Exercise
Searching the material below, find each line that includes the word "this", and copy it.

Data records
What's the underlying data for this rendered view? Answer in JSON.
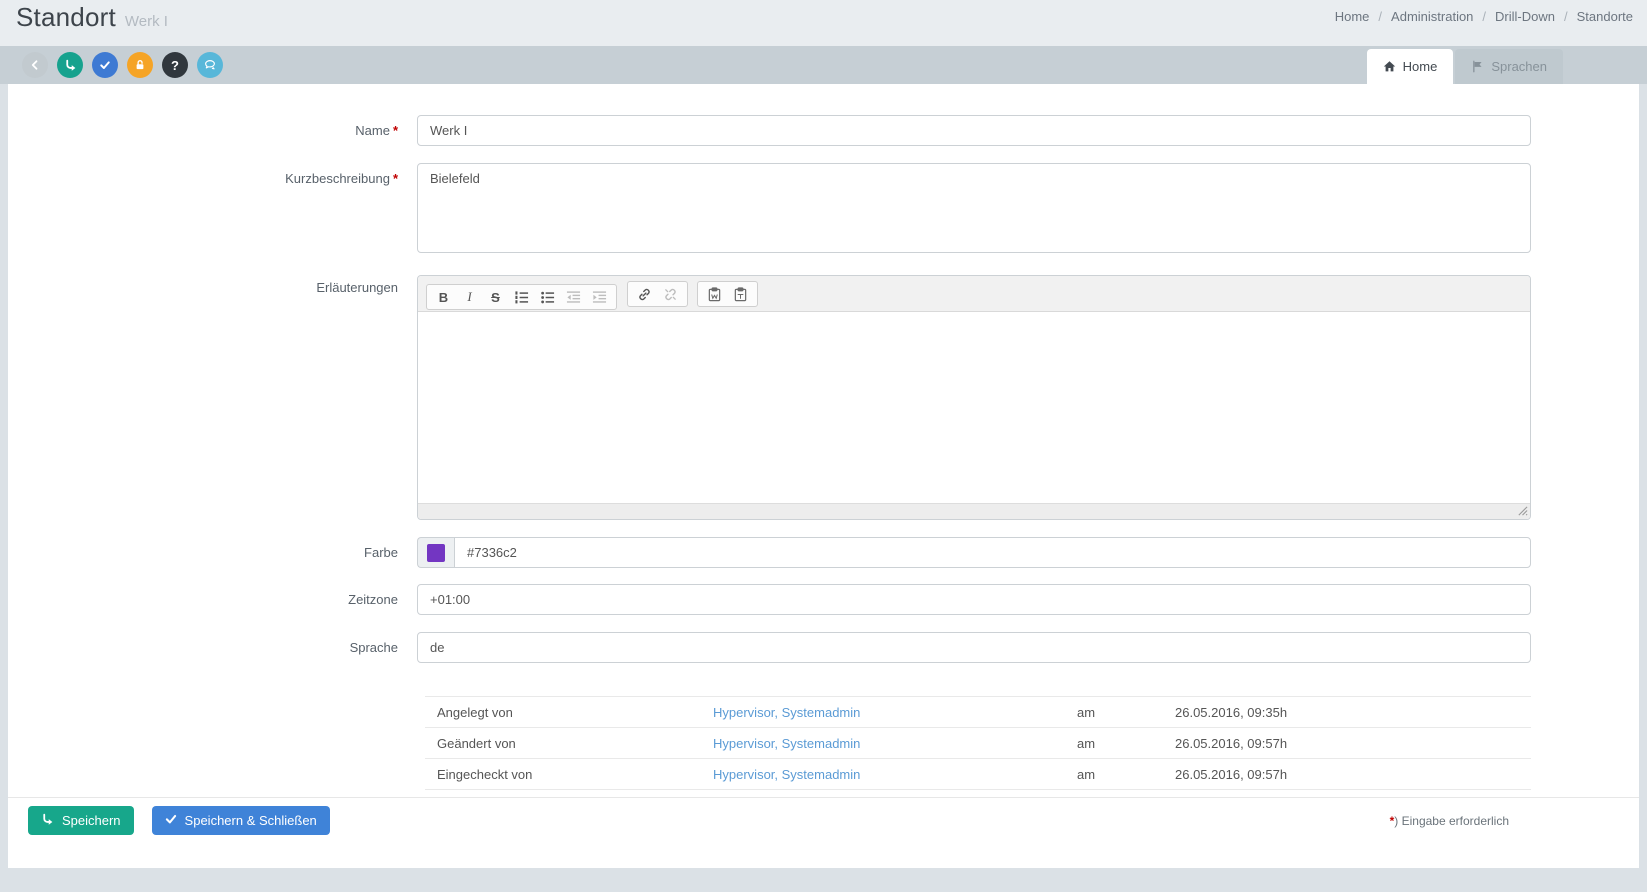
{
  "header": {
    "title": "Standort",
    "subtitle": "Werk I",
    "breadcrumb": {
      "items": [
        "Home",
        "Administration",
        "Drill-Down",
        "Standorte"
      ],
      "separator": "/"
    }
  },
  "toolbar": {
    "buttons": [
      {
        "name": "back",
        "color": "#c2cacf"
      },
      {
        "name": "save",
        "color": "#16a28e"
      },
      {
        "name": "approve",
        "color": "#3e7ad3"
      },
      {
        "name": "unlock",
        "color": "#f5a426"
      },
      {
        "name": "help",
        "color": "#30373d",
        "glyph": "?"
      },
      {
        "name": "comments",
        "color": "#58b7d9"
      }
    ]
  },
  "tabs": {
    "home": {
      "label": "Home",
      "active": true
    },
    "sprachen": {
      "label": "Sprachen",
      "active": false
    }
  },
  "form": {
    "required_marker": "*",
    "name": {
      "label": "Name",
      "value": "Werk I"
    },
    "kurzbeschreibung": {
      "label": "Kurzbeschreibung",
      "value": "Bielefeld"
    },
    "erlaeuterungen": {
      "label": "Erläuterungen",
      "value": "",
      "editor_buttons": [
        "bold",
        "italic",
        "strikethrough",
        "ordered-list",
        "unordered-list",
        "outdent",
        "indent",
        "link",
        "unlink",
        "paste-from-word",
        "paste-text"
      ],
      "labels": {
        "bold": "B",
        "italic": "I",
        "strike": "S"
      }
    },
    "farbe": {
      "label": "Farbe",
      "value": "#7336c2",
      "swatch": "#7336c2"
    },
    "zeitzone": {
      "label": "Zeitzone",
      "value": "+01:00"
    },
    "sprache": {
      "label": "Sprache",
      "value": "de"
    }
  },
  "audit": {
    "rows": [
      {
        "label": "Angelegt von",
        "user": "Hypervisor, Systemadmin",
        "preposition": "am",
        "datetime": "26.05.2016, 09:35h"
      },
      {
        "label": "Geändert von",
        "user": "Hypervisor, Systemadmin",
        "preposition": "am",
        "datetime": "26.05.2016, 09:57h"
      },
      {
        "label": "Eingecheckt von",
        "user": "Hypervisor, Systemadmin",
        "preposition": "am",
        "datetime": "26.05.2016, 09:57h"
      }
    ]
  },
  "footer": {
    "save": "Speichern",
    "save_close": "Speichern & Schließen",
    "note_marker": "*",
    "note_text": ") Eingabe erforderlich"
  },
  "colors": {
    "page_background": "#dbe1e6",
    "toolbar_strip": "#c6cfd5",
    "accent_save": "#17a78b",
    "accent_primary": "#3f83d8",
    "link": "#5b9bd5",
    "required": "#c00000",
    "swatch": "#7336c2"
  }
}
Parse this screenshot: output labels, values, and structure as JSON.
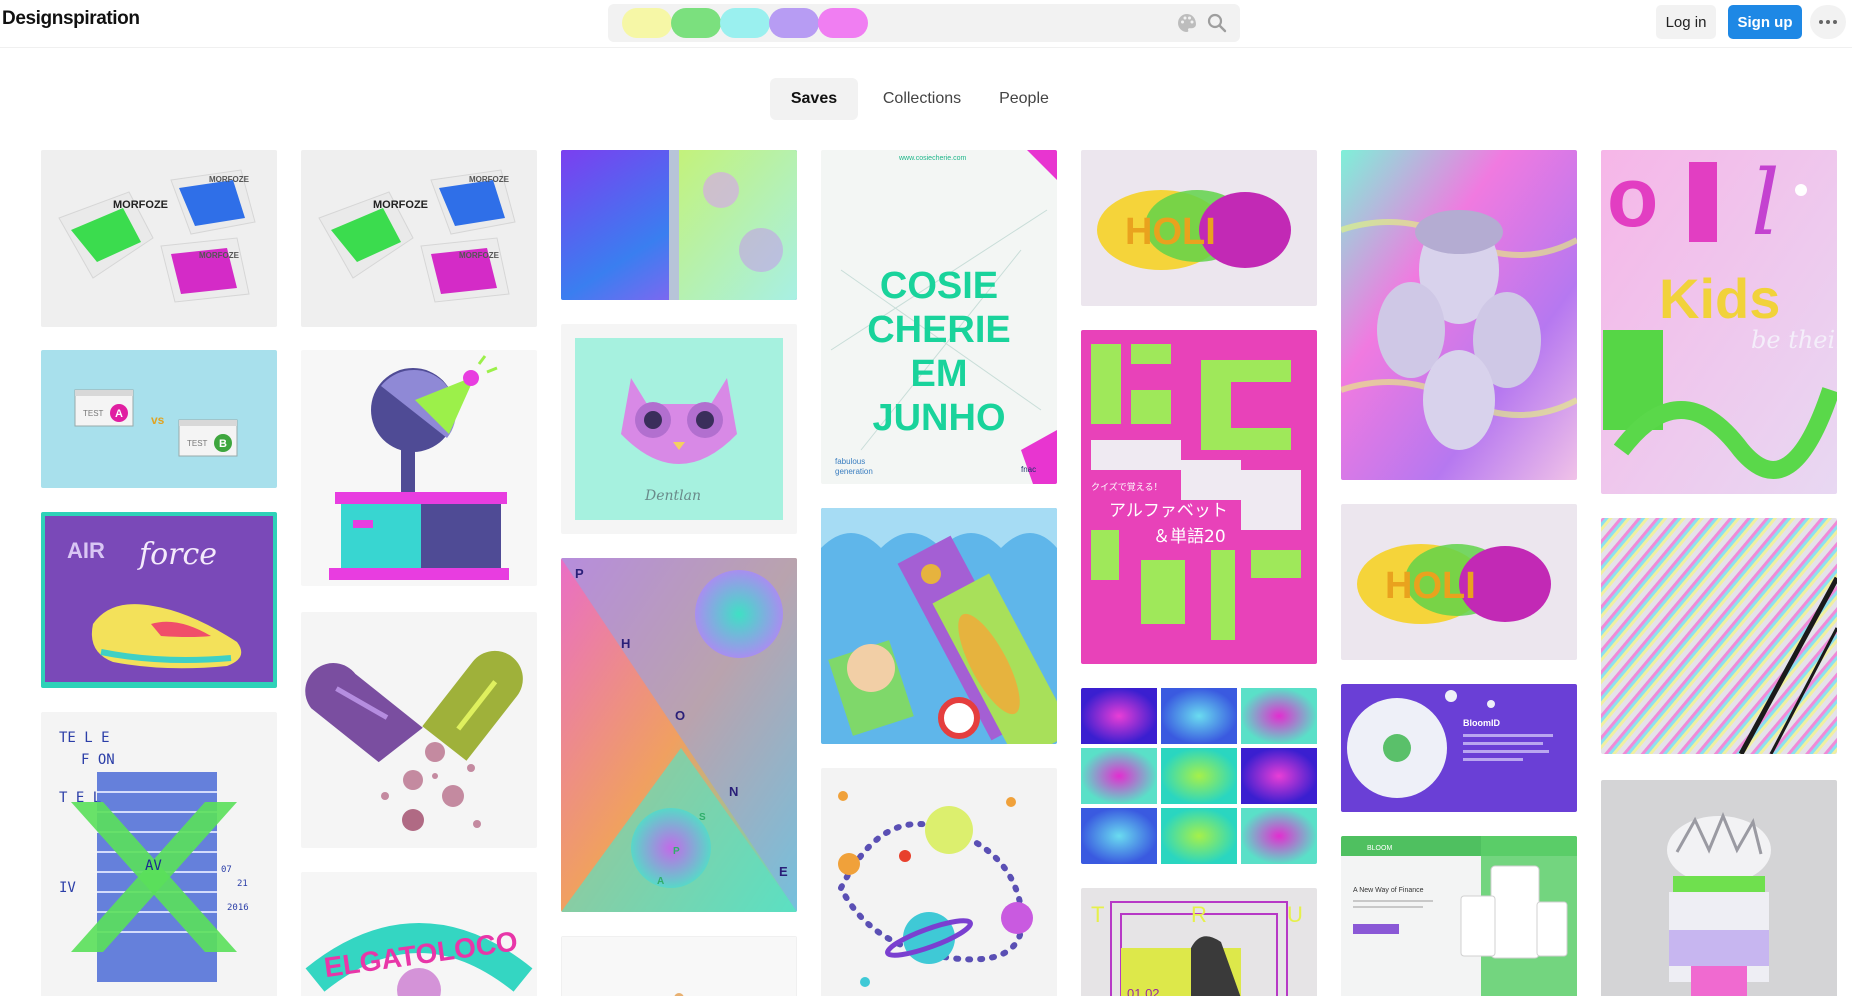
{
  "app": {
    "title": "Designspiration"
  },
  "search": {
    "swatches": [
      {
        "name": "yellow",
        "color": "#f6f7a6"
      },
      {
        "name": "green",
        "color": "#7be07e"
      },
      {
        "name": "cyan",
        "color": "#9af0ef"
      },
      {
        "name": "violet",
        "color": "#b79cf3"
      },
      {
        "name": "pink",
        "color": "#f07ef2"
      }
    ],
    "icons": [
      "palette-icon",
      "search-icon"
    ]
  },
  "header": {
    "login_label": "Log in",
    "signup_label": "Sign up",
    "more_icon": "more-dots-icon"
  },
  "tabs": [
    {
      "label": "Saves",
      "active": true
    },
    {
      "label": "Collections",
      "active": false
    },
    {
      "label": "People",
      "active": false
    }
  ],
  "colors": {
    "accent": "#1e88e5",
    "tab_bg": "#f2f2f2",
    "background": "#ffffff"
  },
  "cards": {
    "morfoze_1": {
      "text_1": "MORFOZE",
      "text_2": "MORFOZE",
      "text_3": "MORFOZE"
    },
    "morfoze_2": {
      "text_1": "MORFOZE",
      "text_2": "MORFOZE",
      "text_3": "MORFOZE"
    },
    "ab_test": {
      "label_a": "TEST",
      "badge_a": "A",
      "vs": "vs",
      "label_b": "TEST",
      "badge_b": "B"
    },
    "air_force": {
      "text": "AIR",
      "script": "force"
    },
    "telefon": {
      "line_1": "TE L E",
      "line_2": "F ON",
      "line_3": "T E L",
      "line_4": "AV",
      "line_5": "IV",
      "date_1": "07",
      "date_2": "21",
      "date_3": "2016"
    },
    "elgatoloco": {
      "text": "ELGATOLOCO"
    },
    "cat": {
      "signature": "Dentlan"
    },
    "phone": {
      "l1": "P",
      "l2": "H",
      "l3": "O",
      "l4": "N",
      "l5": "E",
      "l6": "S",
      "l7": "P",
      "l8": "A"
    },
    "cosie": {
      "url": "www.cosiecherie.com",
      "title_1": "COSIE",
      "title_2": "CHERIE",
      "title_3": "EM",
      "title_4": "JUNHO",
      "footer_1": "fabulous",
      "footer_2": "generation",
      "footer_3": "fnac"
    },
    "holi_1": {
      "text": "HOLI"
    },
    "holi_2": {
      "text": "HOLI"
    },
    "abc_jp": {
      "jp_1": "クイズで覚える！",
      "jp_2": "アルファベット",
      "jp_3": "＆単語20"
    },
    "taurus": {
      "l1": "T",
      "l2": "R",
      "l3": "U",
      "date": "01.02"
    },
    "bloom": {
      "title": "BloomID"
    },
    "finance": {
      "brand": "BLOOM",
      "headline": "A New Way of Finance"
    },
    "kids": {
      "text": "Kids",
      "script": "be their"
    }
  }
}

Answer box
What's the underlying data for this rendered view? Answer in JSON.
Parse this screenshot: output labels, values, and structure as JSON.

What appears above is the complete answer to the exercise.